## [Exercise]
Copy out all of the entries below without any change.

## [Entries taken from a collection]
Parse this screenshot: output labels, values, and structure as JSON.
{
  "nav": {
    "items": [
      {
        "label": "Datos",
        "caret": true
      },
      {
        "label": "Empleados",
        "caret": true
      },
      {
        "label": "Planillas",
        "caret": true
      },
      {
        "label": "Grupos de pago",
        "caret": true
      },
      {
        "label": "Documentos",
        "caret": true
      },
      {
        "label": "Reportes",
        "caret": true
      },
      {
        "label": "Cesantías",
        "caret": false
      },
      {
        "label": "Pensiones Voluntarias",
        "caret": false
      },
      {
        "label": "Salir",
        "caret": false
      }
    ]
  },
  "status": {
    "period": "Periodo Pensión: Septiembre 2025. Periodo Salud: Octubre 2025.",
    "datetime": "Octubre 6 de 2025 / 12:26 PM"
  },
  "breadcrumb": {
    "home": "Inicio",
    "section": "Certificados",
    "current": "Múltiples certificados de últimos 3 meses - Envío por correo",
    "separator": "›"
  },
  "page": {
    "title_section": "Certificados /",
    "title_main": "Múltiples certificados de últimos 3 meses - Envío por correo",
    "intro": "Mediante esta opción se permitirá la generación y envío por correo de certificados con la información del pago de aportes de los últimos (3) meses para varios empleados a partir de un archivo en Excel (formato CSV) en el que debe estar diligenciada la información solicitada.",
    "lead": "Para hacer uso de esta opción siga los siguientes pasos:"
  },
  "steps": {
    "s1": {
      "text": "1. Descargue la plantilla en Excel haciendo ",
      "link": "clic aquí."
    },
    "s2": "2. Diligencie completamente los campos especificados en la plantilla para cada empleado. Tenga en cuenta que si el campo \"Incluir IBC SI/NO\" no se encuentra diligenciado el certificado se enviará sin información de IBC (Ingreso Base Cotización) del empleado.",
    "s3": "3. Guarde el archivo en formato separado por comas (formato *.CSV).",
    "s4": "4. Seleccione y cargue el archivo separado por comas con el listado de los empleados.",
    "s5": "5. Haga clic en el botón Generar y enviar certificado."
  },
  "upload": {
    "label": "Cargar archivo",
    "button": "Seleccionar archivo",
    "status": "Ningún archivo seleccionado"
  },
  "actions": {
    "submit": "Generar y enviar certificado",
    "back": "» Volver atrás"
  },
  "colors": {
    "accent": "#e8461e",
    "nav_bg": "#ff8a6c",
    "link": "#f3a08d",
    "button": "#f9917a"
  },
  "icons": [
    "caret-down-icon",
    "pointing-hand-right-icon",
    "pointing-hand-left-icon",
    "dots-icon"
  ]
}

## [Your response]
Parse this screenshot: output labels, values, and structure as JSON.
{
  "nav": {
    "items": [
      {
        "label": "Datos",
        "caret": true
      },
      {
        "label": "Empleados",
        "caret": true
      },
      {
        "label": "Planillas",
        "caret": true
      },
      {
        "label": "Grupos de pago",
        "caret": true
      },
      {
        "label": "Documentos",
        "caret": true
      },
      {
        "label": "Reportes",
        "caret": true
      },
      {
        "label": "Cesantías",
        "caret": false
      },
      {
        "label": "Pensiones Voluntarias",
        "caret": false
      },
      {
        "label": "Salir",
        "caret": false
      }
    ]
  },
  "status": {
    "period": "Periodo Pensión: Septiembre 2025. Periodo Salud: Octubre 2025.",
    "datetime": "Octubre 6 de 2025 / 12:26 PM"
  },
  "breadcrumb": {
    "home": "Inicio",
    "section": "Certificados",
    "current": "Múltiples certificados de últimos 3 meses - Envío por correo",
    "separator": "›"
  },
  "page": {
    "title_section": "Certificados /",
    "title_main": "Múltiples certificados de últimos 3 meses - Envío por correo",
    "intro": "Mediante esta opción se permitirá la generación y envío por correo de certificados con la información del pago de aportes de los últimos (3) meses para varios empleados a partir de un archivo en Excel (formato CSV) en el que debe estar diligenciada la información solicitada.",
    "lead": "Para hacer uso de esta opción siga los siguientes pasos:"
  },
  "steps": {
    "s1": {
      "text": "1. Descargue la plantilla en Excel haciendo ",
      "link": "clic aquí."
    },
    "s2": "2. Diligencie completamente los campos especificados en la plantilla para cada empleado. Tenga en cuenta que si el campo \"Incluir IBC SI/NO\" no se encuentra diligenciado el certificado se enviará sin información de IBC (Ingreso Base Cotización) del empleado.",
    "s3": "3. Guarde el archivo en formato separado por comas (formato *.CSV).",
    "s4": "4. Seleccione y cargue el archivo separado por comas con el listado de los empleados.",
    "s5": "5. Haga clic en el botón Generar y enviar certificado."
  },
  "upload": {
    "label": "Cargar archivo",
    "button": "Seleccionar archivo",
    "status": "Ningún archivo seleccionado"
  },
  "actions": {
    "submit": "Generar y enviar certificado",
    "back": "» Volver atrás"
  },
  "colors": {
    "accent": "#e8461e",
    "nav_bg": "#ff8a6c",
    "link": "#f3a08d",
    "button": "#f9917a"
  },
  "icons": [
    "caret-down-icon",
    "pointing-hand-right-icon",
    "pointing-hand-left-icon",
    "dots-icon"
  ]
}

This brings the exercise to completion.